The real Munster, cheese experts will tell you, has nothing to do with the cheese that is sold as such in the US, or the version that is linked to the eponymous city in Germany. Munster is a small town in the Vosges Mountains of Alsace, Northwestern France, close to Basel, and during a visit to our Basel office it seemed like a great idea to venture out into the countryside to find a Munster Fermier, buy it directly from a cheese farmer and say hi to the cows, the Vosgesiennes, a breed that is specific to the area (but Munster doesn’t necessarily need to come from milk of these cows). The mottled white & black animals apparently don’t mind the sometimes inclement mountain weather of the high pastures. In winter they are brought down to the farm and I guess purists would stay away from the cheese made from winter milk: the cows eat hay, not that nice mix of grass, herbs and wildflowers that grow in the meadows of the Vosges.

Murbach Abbey Winter c
Transept of the abbey of Murbach, Alsace

 

View on Stosswihr c
View on Stosswihr

The plan seemed simply enough, and I took a colleague along for the ride. There is a cheese museum of sorts in a town close to Munster and farms that sell cheese are clearly mapped on a website that provides lots of information about Alsace’s most famous cheese. Alas, the cheese museum was closed for winter (the website didn’t spill those beans) and one of the obvious candidate farms was closed for lunch. When we came back after lunch, there was a handwritten sign on the door that said “Out on an errand, back in 20”. 20 minutes came and went and poor Molly must have regretted that she joined what tuned out to be a mad quest for fromage fermier.

Ferme du Versant du Soleil Alsace c
The cheese is there, but nobody’s home. At La Ferme du Versant du Soleil in Hohrod

In the end, we got our Munsters in Colmar, a very charming little town not far from the Rhine. It’s a major tourist draw in southern Alsace, and it was the home of Frédéric Auguste Bartholdi, the man who sculpted some nice fountains and other statuary. Oh yah, and that lady that stands in New York Harbor, welcoming the poor, tired, huddled masses….

Munsters are stinky, there’s no 2 ways about it. Really stinky. We came home to the hotel in Basel and ate our cheese with some dried Bündnerfleisch and drank a vendanges tardives Gewürztraminer with it. The Munster from Hubert Schott was still young, and as such the flavor was surprisingly mild. You would expect such a stinky cheese to be quite a mouthful.

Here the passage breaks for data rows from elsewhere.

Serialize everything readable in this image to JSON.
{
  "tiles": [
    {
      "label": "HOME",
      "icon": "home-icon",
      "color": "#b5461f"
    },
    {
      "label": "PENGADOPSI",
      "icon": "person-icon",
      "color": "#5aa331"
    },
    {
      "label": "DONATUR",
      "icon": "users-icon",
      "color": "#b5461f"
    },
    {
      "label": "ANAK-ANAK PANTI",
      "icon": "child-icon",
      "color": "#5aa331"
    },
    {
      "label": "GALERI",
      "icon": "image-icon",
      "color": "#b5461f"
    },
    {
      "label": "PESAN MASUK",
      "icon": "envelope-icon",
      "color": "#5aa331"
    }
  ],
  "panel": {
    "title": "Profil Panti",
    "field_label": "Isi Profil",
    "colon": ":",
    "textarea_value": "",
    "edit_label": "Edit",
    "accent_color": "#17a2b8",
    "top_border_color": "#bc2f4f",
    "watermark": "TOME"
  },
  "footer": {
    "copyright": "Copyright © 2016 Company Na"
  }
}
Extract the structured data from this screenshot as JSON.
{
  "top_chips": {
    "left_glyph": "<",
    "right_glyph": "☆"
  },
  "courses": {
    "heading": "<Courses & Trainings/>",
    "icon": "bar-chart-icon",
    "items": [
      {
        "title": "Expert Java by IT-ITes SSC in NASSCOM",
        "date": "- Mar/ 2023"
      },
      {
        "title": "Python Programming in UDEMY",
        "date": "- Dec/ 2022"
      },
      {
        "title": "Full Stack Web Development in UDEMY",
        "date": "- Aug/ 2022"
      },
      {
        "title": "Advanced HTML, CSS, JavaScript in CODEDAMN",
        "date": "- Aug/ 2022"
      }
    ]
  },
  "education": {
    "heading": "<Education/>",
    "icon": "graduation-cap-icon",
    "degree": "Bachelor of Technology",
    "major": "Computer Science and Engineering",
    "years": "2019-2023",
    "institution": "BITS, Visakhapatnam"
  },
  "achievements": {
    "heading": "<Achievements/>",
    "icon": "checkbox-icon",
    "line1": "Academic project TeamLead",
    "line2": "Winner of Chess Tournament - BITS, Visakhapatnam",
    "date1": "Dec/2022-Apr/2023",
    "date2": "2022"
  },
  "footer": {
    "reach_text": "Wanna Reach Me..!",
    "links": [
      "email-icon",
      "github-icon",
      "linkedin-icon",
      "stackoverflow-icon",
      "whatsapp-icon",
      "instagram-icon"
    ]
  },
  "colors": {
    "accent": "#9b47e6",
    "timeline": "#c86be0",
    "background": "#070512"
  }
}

The Munster from the Ferme du Lameysberg was riper and here, the flavor was more robust. All in all worth the quest (we never did see any Vosgesiennes) but for January, the top ranking still goes to the Rush Creek Reserve.

Munster c
Hubert Schott’s Munster